**Work task:**
Copy nothing but the text: repeat each entry exactly and drop the images.

[Website and app data records]
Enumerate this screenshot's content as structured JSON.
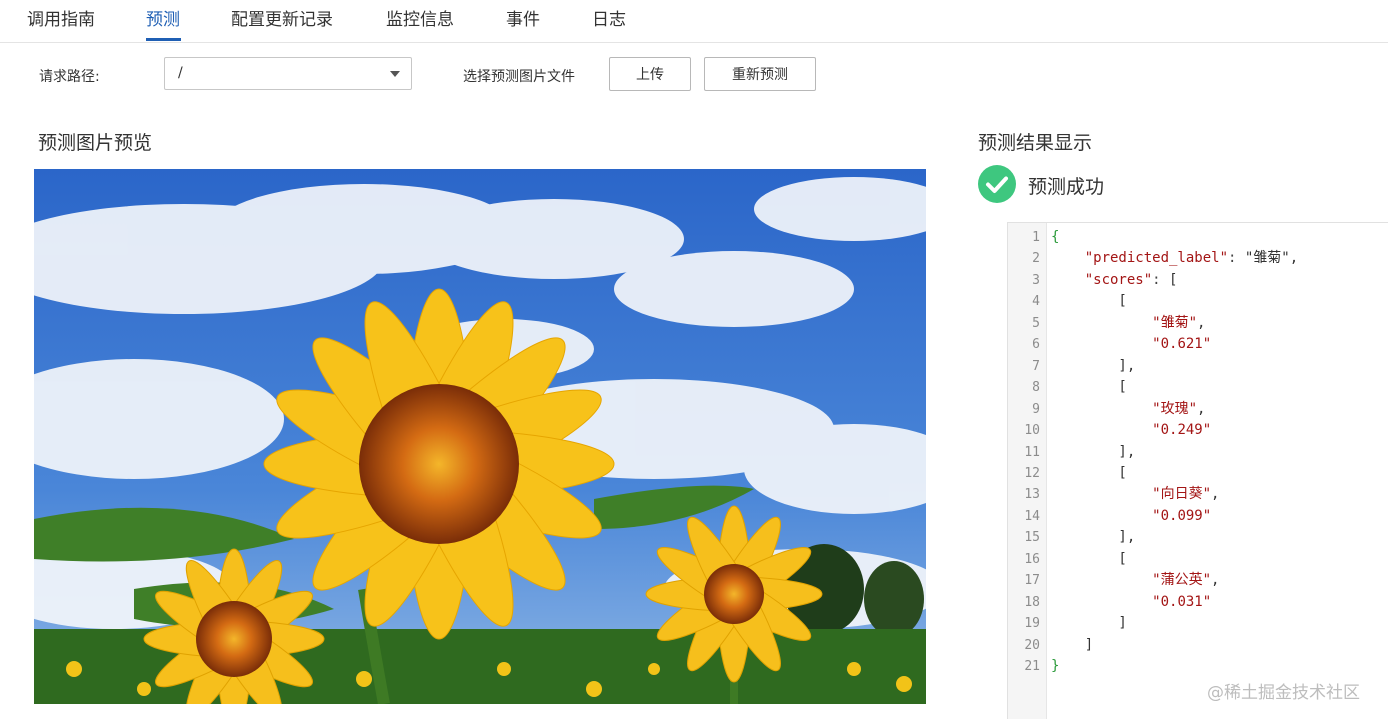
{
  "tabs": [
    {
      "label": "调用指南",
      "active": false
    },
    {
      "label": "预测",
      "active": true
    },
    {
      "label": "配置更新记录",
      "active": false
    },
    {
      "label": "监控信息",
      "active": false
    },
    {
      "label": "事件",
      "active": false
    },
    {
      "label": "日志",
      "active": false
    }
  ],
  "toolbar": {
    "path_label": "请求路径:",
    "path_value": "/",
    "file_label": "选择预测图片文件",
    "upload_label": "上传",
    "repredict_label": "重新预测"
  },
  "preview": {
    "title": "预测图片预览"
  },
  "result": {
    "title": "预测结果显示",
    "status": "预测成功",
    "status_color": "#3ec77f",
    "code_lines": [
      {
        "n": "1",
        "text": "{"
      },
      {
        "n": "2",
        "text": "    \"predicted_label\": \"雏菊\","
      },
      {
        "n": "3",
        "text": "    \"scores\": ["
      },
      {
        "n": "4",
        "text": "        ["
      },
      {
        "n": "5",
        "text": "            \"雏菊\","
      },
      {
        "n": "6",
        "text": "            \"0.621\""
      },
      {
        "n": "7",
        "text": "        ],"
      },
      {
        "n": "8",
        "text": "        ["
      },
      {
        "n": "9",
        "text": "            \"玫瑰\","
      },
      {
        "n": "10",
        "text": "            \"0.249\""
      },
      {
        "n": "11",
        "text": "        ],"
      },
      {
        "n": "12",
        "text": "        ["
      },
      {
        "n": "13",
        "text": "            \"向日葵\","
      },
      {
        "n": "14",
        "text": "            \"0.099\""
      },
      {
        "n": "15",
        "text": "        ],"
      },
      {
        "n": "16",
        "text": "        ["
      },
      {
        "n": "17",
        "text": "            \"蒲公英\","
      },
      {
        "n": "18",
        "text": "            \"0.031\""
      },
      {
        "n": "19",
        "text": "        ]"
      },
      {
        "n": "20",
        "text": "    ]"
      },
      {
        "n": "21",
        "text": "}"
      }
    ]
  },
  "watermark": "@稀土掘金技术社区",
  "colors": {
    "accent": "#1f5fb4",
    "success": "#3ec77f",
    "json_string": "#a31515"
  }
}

**Response for this exercise:**
Enumerate this screenshot's content as structured JSON.
{
  "tabs": [
    {
      "label": "调用指南",
      "active": false
    },
    {
      "label": "预测",
      "active": true
    },
    {
      "label": "配置更新记录",
      "active": false
    },
    {
      "label": "监控信息",
      "active": false
    },
    {
      "label": "事件",
      "active": false
    },
    {
      "label": "日志",
      "active": false
    }
  ],
  "toolbar": {
    "path_label": "请求路径:",
    "path_value": "/",
    "file_label": "选择预测图片文件",
    "upload_label": "上传",
    "repredict_label": "重新预测"
  },
  "preview": {
    "title": "预测图片预览"
  },
  "result": {
    "title": "预测结果显示",
    "status": "预测成功",
    "status_color": "#3ec77f",
    "code_lines": [
      {
        "n": "1",
        "text": "{"
      },
      {
        "n": "2",
        "text": "    \"predicted_label\": \"雏菊\","
      },
      {
        "n": "3",
        "text": "    \"scores\": ["
      },
      {
        "n": "4",
        "text": "        ["
      },
      {
        "n": "5",
        "text": "            \"雏菊\","
      },
      {
        "n": "6",
        "text": "            \"0.621\""
      },
      {
        "n": "7",
        "text": "        ],"
      },
      {
        "n": "8",
        "text": "        ["
      },
      {
        "n": "9",
        "text": "            \"玫瑰\","
      },
      {
        "n": "10",
        "text": "            \"0.249\""
      },
      {
        "n": "11",
        "text": "        ],"
      },
      {
        "n": "12",
        "text": "        ["
      },
      {
        "n": "13",
        "text": "            \"向日葵\","
      },
      {
        "n": "14",
        "text": "            \"0.099\""
      },
      {
        "n": "15",
        "text": "        ],"
      },
      {
        "n": "16",
        "text": "        ["
      },
      {
        "n": "17",
        "text": "            \"蒲公英\","
      },
      {
        "n": "18",
        "text": "            \"0.031\""
      },
      {
        "n": "19",
        "text": "        ]"
      },
      {
        "n": "20",
        "text": "    ]"
      },
      {
        "n": "21",
        "text": "}"
      }
    ]
  },
  "watermark": "@稀土掘金技术社区",
  "colors": {
    "accent": "#1f5fb4",
    "success": "#3ec77f",
    "json_string": "#a31515"
  }
}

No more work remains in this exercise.